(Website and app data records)
************
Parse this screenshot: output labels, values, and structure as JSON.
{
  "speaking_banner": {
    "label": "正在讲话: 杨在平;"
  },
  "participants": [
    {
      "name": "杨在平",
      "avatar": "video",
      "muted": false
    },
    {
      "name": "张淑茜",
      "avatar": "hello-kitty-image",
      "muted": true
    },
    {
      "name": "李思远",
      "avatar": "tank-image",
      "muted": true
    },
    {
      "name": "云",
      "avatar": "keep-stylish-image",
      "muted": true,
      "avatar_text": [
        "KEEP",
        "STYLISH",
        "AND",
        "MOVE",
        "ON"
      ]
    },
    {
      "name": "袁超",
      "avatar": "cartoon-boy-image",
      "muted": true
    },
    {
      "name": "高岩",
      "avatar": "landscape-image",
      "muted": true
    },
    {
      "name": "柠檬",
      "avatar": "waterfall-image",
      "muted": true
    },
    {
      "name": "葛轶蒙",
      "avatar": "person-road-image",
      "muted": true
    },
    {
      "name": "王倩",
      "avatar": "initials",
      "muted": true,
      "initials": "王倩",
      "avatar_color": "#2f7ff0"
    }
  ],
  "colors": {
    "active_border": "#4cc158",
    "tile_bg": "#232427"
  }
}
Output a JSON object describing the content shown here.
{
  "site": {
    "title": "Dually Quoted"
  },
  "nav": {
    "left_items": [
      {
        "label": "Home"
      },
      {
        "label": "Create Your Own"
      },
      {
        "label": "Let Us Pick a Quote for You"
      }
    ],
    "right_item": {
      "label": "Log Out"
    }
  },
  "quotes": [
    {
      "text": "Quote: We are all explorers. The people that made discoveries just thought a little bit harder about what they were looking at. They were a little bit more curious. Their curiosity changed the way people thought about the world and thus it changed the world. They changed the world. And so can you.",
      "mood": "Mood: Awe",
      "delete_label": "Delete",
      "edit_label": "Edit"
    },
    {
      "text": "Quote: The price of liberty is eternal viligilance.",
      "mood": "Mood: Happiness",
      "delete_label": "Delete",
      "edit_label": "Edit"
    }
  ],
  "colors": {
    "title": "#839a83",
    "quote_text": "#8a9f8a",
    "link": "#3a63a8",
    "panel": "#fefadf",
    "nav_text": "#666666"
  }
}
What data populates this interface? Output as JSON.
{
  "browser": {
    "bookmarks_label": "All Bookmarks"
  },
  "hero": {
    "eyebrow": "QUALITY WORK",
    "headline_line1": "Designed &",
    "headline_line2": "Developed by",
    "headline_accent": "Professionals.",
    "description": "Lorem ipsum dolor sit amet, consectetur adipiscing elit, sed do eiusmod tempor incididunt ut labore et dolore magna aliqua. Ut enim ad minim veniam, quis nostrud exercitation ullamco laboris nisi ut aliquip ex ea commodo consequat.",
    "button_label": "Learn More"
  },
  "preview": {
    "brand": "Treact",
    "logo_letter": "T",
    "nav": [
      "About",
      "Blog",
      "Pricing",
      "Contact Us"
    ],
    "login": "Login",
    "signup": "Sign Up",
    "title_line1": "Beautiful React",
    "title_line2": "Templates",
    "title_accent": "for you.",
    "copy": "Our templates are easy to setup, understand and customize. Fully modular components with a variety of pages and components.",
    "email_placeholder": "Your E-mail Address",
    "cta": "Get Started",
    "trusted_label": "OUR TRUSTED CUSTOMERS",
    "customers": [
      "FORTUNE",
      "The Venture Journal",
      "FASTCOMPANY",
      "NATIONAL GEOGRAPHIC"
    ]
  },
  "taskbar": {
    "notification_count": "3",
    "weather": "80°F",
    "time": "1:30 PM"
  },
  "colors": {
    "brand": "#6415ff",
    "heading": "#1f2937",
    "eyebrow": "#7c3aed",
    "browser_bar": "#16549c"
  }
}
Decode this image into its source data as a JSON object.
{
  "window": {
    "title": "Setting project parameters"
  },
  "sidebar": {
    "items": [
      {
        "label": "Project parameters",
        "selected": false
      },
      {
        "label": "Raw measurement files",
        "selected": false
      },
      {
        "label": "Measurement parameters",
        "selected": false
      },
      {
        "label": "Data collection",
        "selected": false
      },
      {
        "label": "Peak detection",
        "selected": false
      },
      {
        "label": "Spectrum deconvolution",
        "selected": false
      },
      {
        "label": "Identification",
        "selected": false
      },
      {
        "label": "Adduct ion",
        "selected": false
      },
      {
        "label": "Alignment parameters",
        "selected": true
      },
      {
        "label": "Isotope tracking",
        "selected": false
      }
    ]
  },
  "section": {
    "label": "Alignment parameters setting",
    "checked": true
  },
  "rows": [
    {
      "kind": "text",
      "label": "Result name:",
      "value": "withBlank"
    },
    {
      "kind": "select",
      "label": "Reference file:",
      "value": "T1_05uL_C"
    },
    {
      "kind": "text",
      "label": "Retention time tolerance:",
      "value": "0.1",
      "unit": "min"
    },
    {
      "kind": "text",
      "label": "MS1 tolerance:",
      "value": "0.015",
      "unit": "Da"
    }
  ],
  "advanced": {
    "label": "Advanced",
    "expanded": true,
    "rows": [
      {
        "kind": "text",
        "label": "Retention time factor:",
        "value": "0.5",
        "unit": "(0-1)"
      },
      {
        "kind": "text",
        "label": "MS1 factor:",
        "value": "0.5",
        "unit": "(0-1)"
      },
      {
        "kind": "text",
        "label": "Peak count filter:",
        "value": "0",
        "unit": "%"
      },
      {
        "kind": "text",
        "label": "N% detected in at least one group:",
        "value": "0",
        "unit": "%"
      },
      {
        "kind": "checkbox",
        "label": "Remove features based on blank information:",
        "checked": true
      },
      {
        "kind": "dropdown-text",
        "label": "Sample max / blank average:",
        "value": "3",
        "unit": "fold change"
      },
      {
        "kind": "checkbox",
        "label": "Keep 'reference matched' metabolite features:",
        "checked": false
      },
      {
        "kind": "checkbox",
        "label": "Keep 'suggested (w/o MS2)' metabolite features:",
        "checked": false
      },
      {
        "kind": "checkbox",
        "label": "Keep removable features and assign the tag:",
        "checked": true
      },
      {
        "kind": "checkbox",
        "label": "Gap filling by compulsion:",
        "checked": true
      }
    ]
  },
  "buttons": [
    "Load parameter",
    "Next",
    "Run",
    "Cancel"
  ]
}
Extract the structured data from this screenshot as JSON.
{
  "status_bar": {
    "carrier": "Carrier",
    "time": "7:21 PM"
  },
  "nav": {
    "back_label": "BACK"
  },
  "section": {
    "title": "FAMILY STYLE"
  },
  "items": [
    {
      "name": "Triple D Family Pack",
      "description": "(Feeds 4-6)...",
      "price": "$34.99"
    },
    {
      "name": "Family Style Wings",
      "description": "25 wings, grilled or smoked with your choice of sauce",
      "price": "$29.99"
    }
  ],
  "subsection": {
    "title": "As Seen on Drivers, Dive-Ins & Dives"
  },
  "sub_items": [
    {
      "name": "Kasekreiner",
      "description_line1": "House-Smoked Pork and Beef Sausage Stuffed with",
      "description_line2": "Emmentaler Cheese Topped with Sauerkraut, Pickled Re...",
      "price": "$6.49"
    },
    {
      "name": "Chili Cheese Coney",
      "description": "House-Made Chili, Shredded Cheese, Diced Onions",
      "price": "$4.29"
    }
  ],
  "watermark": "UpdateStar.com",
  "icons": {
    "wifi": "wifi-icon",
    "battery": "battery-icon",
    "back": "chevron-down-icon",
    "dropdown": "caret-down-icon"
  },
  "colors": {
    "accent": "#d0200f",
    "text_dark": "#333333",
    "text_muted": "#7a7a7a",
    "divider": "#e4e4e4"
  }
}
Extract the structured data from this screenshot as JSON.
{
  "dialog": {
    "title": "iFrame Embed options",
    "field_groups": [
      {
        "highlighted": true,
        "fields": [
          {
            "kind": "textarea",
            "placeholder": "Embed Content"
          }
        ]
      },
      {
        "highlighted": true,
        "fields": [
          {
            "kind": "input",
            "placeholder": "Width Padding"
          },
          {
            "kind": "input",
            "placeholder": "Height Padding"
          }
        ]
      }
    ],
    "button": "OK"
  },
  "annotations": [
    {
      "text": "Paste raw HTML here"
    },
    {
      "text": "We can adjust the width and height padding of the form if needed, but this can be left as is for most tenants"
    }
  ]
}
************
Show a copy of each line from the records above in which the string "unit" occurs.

      "unit": "min"
      "unit": "Da"
        "unit": "(0-1)"
        "unit": "(0-1)"
        "unit": "%"
        "unit": "%"
        "unit": "fold change"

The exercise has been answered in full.